Merovingian Frankish Gilt Silver Bird Headed Brooch

5th-6th century AD

A silver-gilt bird brooch with chip-carved bands, inset hatched foil backed garnet cloisons to the eyes and body, catch and sprung pin to the reverse. 6.3 grams, 28mm (1"). Very fine condition.

From an important private family collection; acquired on the European art market in the 1980s, and thence by descent.

Cf. Beck, H. et al. Fibel und Fibeltracht, Berlin, 2000, item 468; similar brooches from the Frankish cemetery at Monceau-le-Neuf-et-Faucouzy, deptn Aisne, France in Menghin, W. The Merovingian Period. Europe Without Borders, item VII.23.2; and the S-fibula from Schwarz-Rheindorf, Westphalia, in Menghin, W. The Merovingian Period. Europe Without Borders, item VII.48.27.
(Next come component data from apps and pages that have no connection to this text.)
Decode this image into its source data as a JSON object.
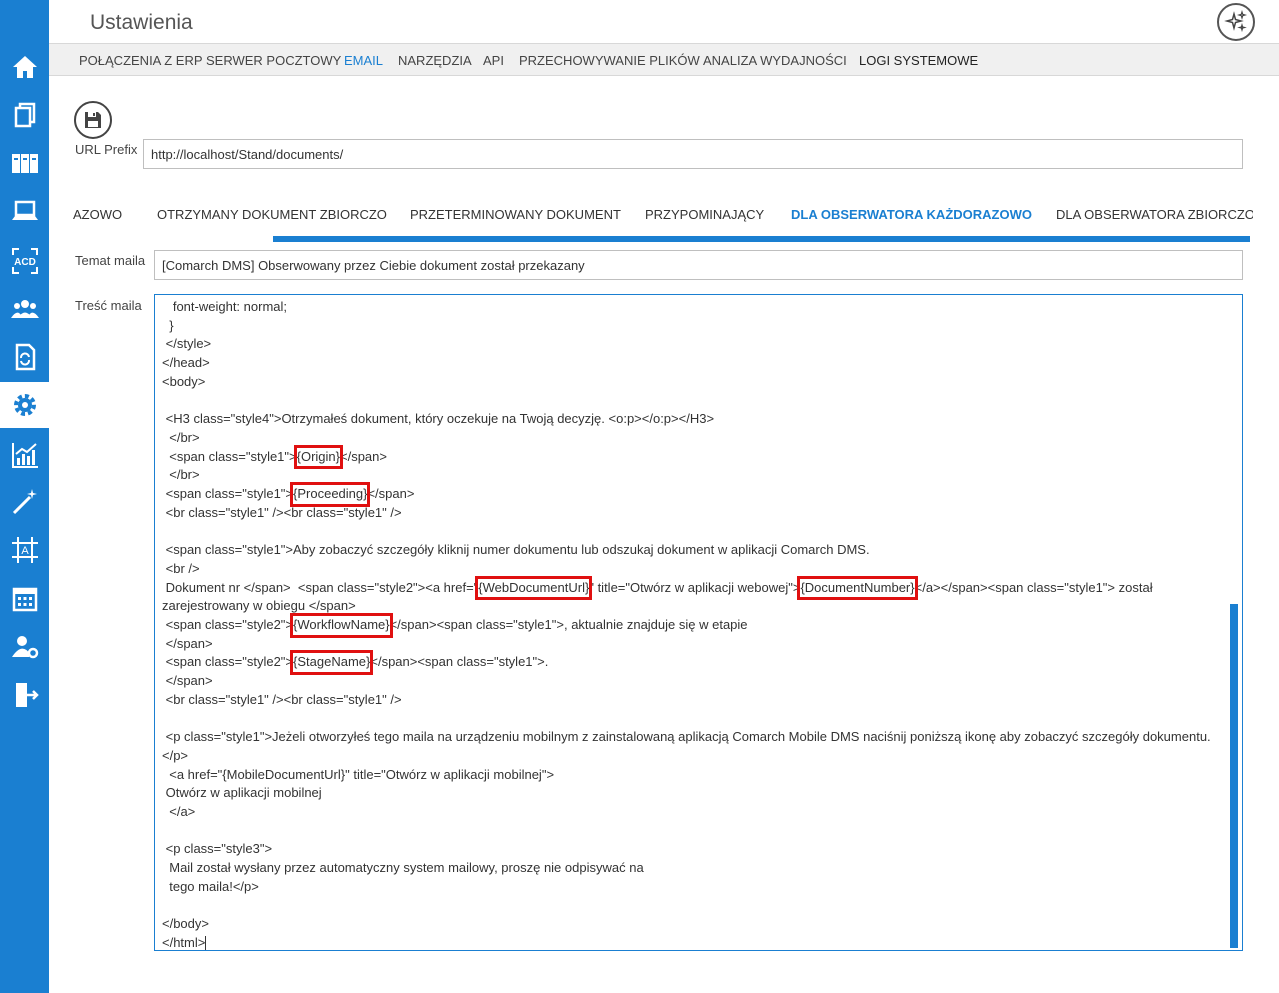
{
  "app": {
    "title": "Ustawienia"
  },
  "sidebar": {
    "items": [
      {
        "icon": "home-icon"
      },
      {
        "icon": "documents-icon"
      },
      {
        "icon": "binders-icon"
      },
      {
        "icon": "laptop-icon"
      },
      {
        "icon": "ocr-acd-icon",
        "label": "ACD"
      },
      {
        "icon": "users-icon"
      },
      {
        "icon": "document-sync-icon"
      },
      {
        "icon": "gear-icon",
        "active": true
      },
      {
        "icon": "chart-icon"
      },
      {
        "icon": "magic-wand-icon"
      },
      {
        "icon": "text-frame-icon",
        "label": "A"
      },
      {
        "icon": "calendar-icon"
      },
      {
        "icon": "user-settings-icon"
      },
      {
        "icon": "logout-icon"
      }
    ]
  },
  "topnav": {
    "items": [
      "POŁĄCZENIA Z ERP",
      "SERWER POCZTOWY",
      "EMAIL",
      "NARZĘDZIA",
      "API",
      "PRZECHOWYWANIE PLIKÓW",
      "ANALIZA WYDAJNOŚCI",
      "LOGI SYSTEMOWE"
    ],
    "active": "EMAIL"
  },
  "url_prefix": {
    "label": "URL Prefix",
    "value": "http://localhost/Stand/documents/"
  },
  "subtabs": {
    "items": [
      "AZOWO",
      "OTRZYMANY DOKUMENT ZBIORCZO",
      "PRZETERMINOWANY DOKUMENT",
      "PRZYPOMINAJĄCY",
      "DLA OBSERWATORA KAŻDORAZOWO",
      "DLA OBSERWATORA ZBIORCZO"
    ],
    "active": "DLA OBSERWATORA KAŻDORAZOWO"
  },
  "subject": {
    "label": "Temat maila",
    "value": "[Comarch DMS] Obserwowany przez Ciebie dokument został przekazany"
  },
  "mail_body": {
    "label": "Treść maila",
    "lines": [
      "   font-weight: normal;",
      "  }",
      " </style>",
      "</head>",
      "<body>",
      "",
      " <H3 class=\"style4\">Otrzymałeś dokument, który oczekuje na Twoją decyzję. <o:p></o:p></H3>",
      "  </br>",
      "  <span class=\"style1\">{Origin}</span>",
      "  </br>",
      " <span class=\"style1\">{Proceeding}</span>",
      " <br class=\"style1\" /><br class=\"style1\" />",
      "",
      " <span class=\"style1\">Aby zobaczyć szczegóły kliknij numer dokumentu lub odszukaj dokument w aplikacji Comarch DMS.",
      " <br />",
      " Dokument nr </span>  <span class=\"style2\"><a href=\"{WebDocumentUrl}\" title=\"Otwórz w aplikacji webowej\">{DocumentNumber}</a></span><span class=\"style1\"> został zarejestrowany w obiegu </span>",
      " <span class=\"style2\">{WorkflowName}</span><span class=\"style1\">, aktualnie znajduje się w etapie",
      " </span>",
      " <span class=\"style2\">{StageName}</span><span class=\"style1\">.",
      " </span>",
      " <br class=\"style1\" /><br class=\"style1\" />",
      "",
      " <p class=\"style1\">Jeżeli otworzyłeś tego maila na urządzeniu mobilnym z zainstalowaną aplikacją Comarch Mobile DMS naciśnij poniższą ikonę aby zobaczyć szczegóły dokumentu.</p>",
      "  <a href=\"{MobileDocumentUrl}\" title=\"Otwórz w aplikacji mobilnej\">",
      " Otwórz w aplikacji mobilnej",
      "  </a>",
      "",
      " <p class=\"style3\">",
      "  Mail został wysłany przez automatyczny system mailowy, proszę nie odpisywać na",
      "  tego maila!</p>",
      "",
      "</body>",
      "</html>"
    ],
    "highlighted_tokens": [
      "{Origin}",
      "{Proceeding}",
      "{WebDocumentUrl}",
      "{DocumentNumber}",
      "{WorkflowName}",
      "{StageName}"
    ]
  },
  "colors": {
    "accent": "#1a7fd1",
    "highlight_box": "#e01010"
  }
}
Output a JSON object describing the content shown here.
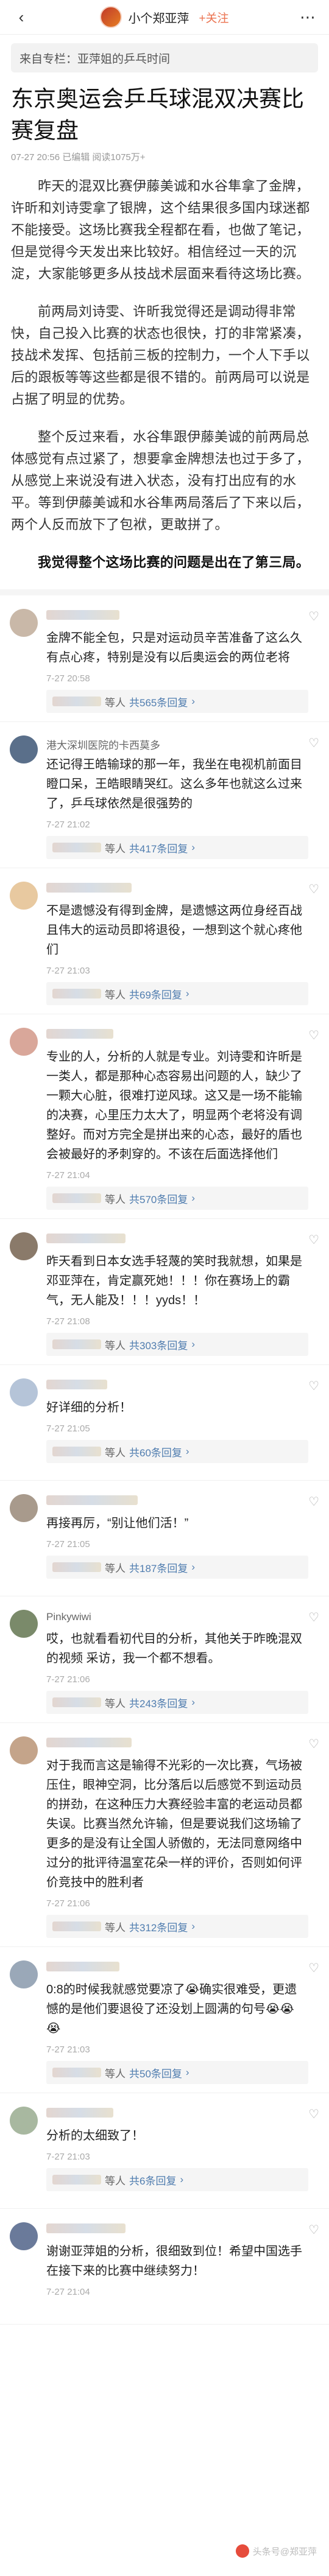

During the mid-sixth century the S-brooch, along with the disc brooch, became popular. These were made primarily of gilded silver embellished with garnet inlays or in garnet cloisonné. Early forms of S-shaped brooches appear in graves in Scandinavia throughout the fifth century and in Europe during the first decades of the sixth century, and reached the height of their popularity during the latter half of that time. They have a wide spread across Europe and are found in central and western Europe, Italy, Scandinavia and Anglo-Saxon England. They generally take the form of an S-shaped body with heads at either end facing in opposite directions. The heads are generally depicted as birds but examples are known of unidentified animals with splayed open jaws, possibly dragons or wolves. The use of the head imagery is consistent with the aesthetic tendencies associated with the northern, Pagan Germanic world.